But what happens when you call yourself a publisher but no one in house reads or vets the books you publish? Can you still call yourself a publisher without being held liable for a problem like this? Or are you responsible for everything that comes our under your name? (Let's hope so.) If an author tells you the book has been rejected by another house (any kind of house) for libel reasons, wouldn't you ask the author if they've revised the material and then check it yourself? (I guess not if you think your contract absolves you of responsibility.) It's all very interesting -- and unless the punitive damages are extremely high we probably won't hear of it again. I don't know what kind of publishing insurance they must have (without being selective about what they publish or reading it in-house) but presumably this might be covered.

Interesting either way. We'll see how this unfolds.

Tuesday, May 16, 2006

Prepping for BEA

All three of us (especially Bryan) have been busy prepping for BEA, this year in Washington DC running all this week. We're going in for meetings (and a couple of parties) on Friday and Saturday. I've been pleasantly surprised by how many people are going this year. It seems like last year a lot of people didn't make it, even though it was in NYC.

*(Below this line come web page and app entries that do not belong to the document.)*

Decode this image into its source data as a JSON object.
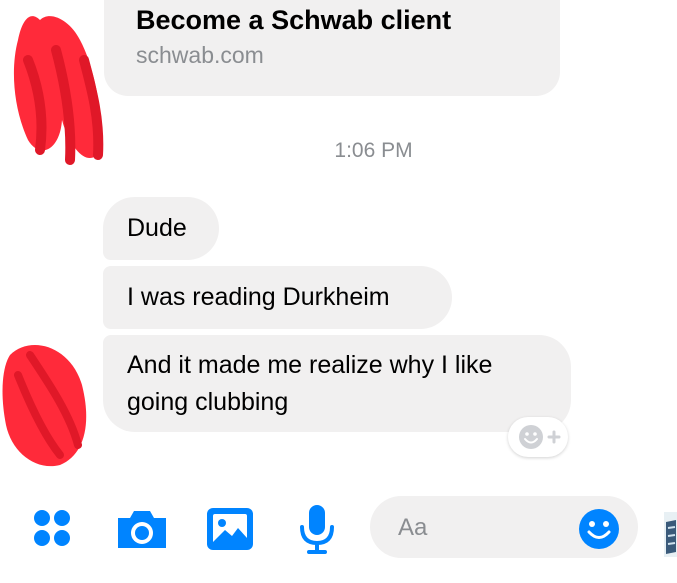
{
  "link_preview": {
    "title": "Become a Schwab client",
    "domain": "schwab.com"
  },
  "timestamp": "1:06 PM",
  "messages": [
    {
      "text": "Dude"
    },
    {
      "text": "I was reading Durkheim"
    },
    {
      "line1": "And it made me realize why I like",
      "line2": "going clubbing"
    }
  ],
  "composer": {
    "placeholder": "Aa",
    "icons": [
      "apps-grid-icon",
      "camera-icon",
      "gallery-icon",
      "microphone-icon",
      "smiley-icon"
    ]
  },
  "colors": {
    "accent": "#0084ff",
    "bubble": "#f1f0f0",
    "muted_text": "#8a8d91",
    "redaction": "#ff2a3a"
  }
}
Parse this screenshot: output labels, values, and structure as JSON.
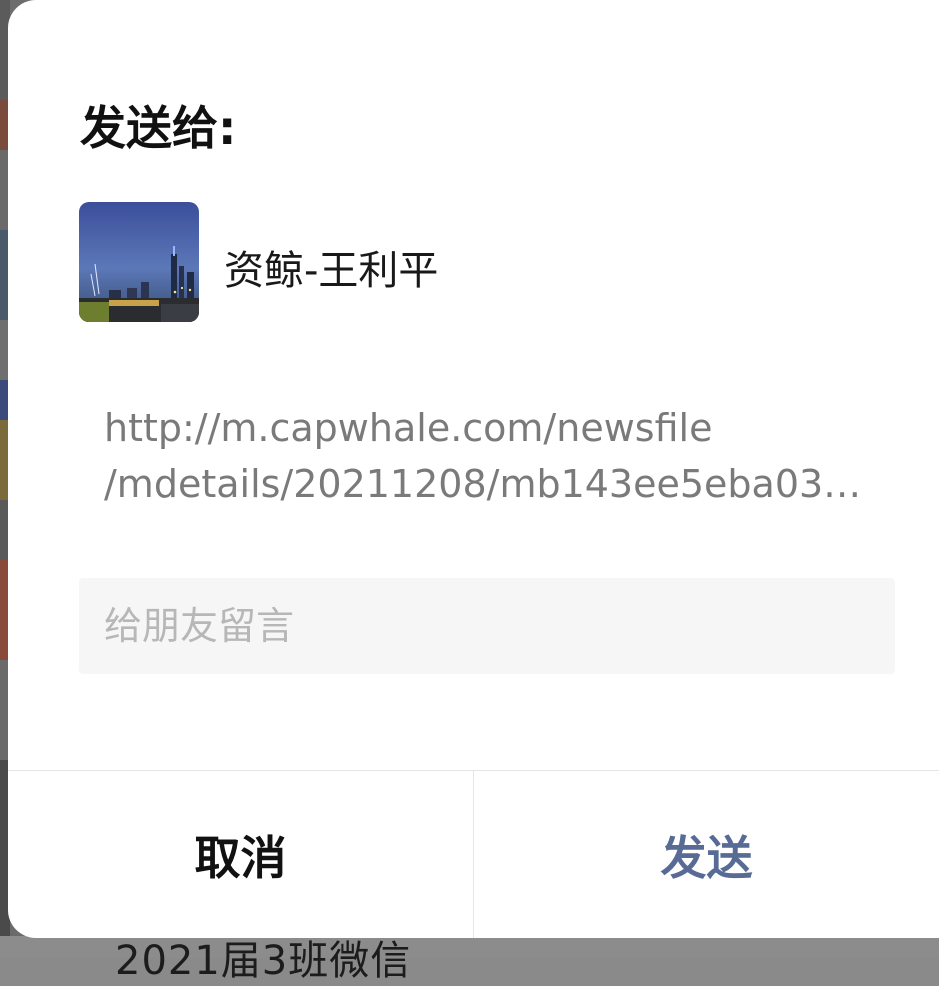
{
  "dialog": {
    "title": "发送给:"
  },
  "recipient": {
    "name": "资鲸-王利平",
    "avatar_icon": "city-night-skyline-avatar"
  },
  "link_preview": {
    "line1": "http://m.capwhale.com/newsfile",
    "line2": "/mdetails/20211208/mb143ee5eba03…"
  },
  "message": {
    "placeholder": "给朋友留言",
    "value": ""
  },
  "footer": {
    "cancel_label": "取消",
    "send_label": "发送"
  },
  "background": {
    "partial_text": "2021届3班微信"
  },
  "colors": {
    "send_accent": "#576b95",
    "title_text": "#111111",
    "link_text": "#7a7a7a",
    "input_bg": "#f6f6f6",
    "placeholder_text": "#b7b7b7"
  }
}
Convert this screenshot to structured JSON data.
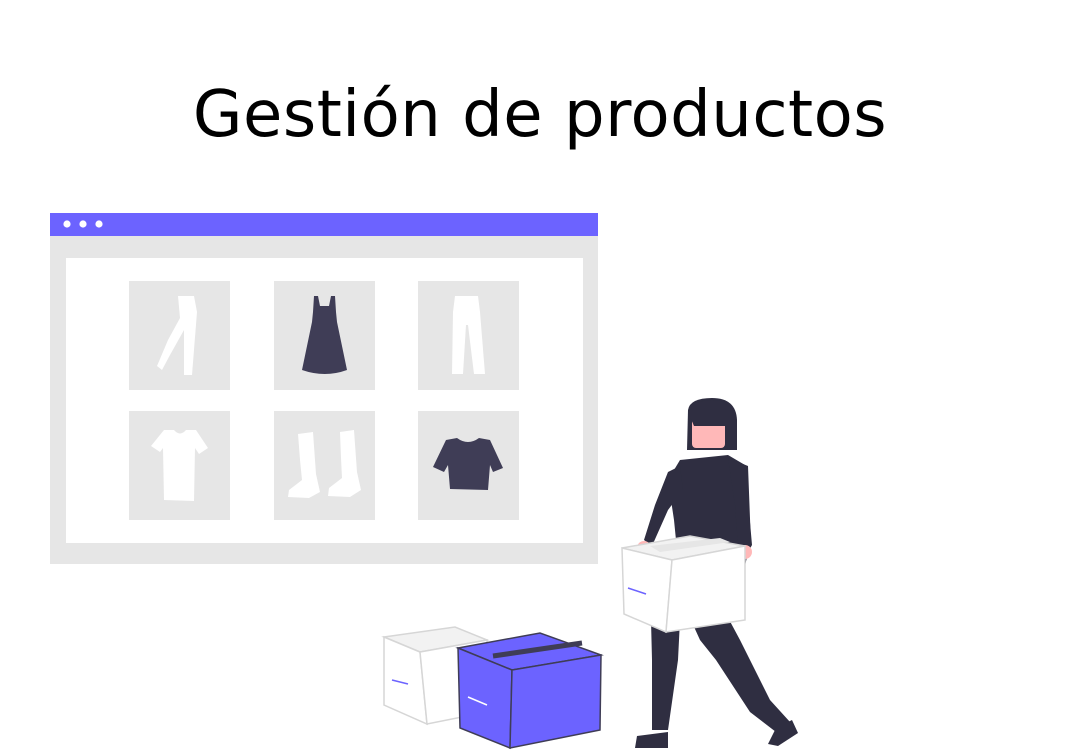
{
  "page": {
    "title": "Gestión de productos"
  },
  "illustration": {
    "browser_window": {
      "traffic_dots": 3,
      "products": [
        {
          "icon": "pants-icon"
        },
        {
          "icon": "dress-icon"
        },
        {
          "icon": "trousers-icon"
        },
        {
          "icon": "tshirt-icon"
        },
        {
          "icon": "boots-icon"
        },
        {
          "icon": "crop-top-icon"
        }
      ]
    },
    "person": "person-carrying-box",
    "boxes": [
      "white-box",
      "purple-box"
    ]
  },
  "colors": {
    "accent": "#6c63ff",
    "dark": "#3f3d56",
    "panel": "#e6e6e6",
    "skin": "#ffb8b8",
    "hair": "#2f2e41"
  }
}
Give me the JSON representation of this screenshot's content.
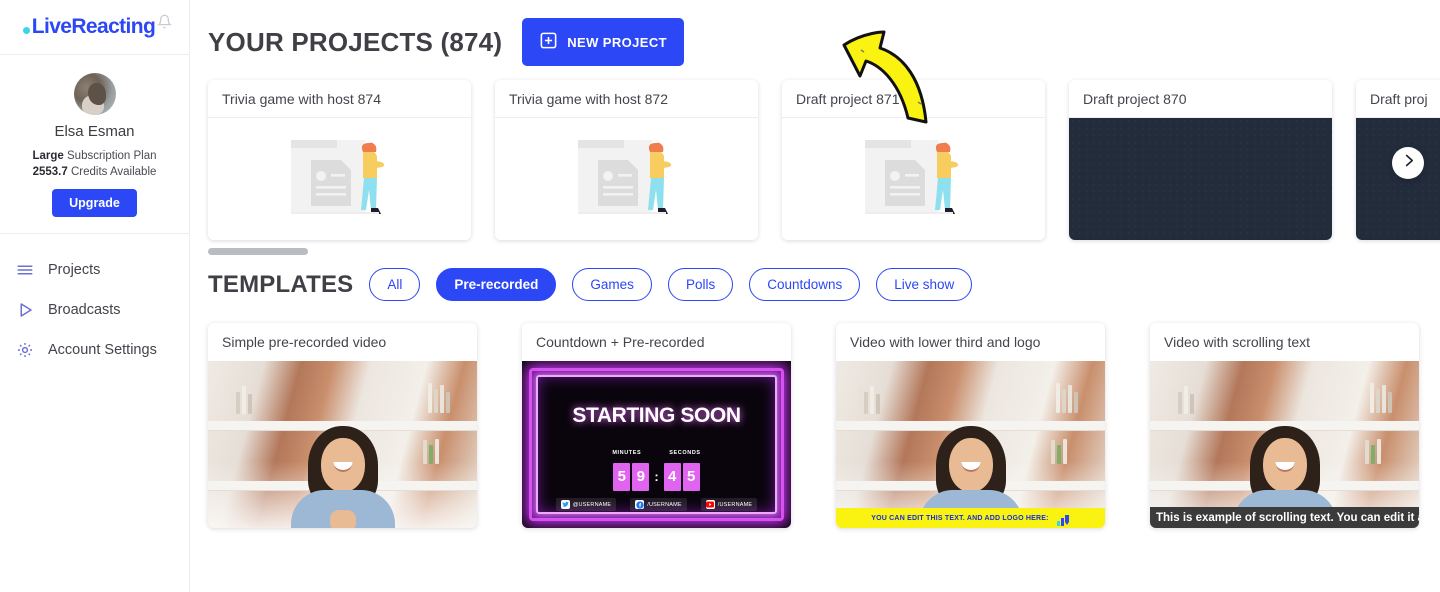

BEA is always a great chance to meet face-to-face with agents, publishers, vendors, and distributors, even some authors. Over the years, PMA has added their self-publishing "university" earlier in the week flooding the show floor with authors who've worked hard to produce their own books but often without any assistance. They get so frustrated trying to connect directly with publishers and distributors not understanding that a) they're never going to be able to get to the person they need to get to at this show, and b) their self-published book's life may be over before it's begun if the book doesn't conform to industry standard, necessary specs and include everything from barcodes to copyright page set-ups. But more power to them -- it's a tough crowd if you're to publish on your own though.

For us, we're spending a lot of time not only meeting with agents (in order to better identify and partner with them on authors who live in both the traditional publishing and self-publishing worlds) but also with our key vendors and distributors. We're working out the kinks in the system for all our books -- and we know what we're doing. I can't imagine trying to sort all this out with no knowledge of the system. (No matter what they tell you, no vendor or distributor does it all.)

We splurged on a new printed brochure and also spent the last month in a mad dash to get covers and tip sheets done for all our Fall titles. You can see our current list up on the site now.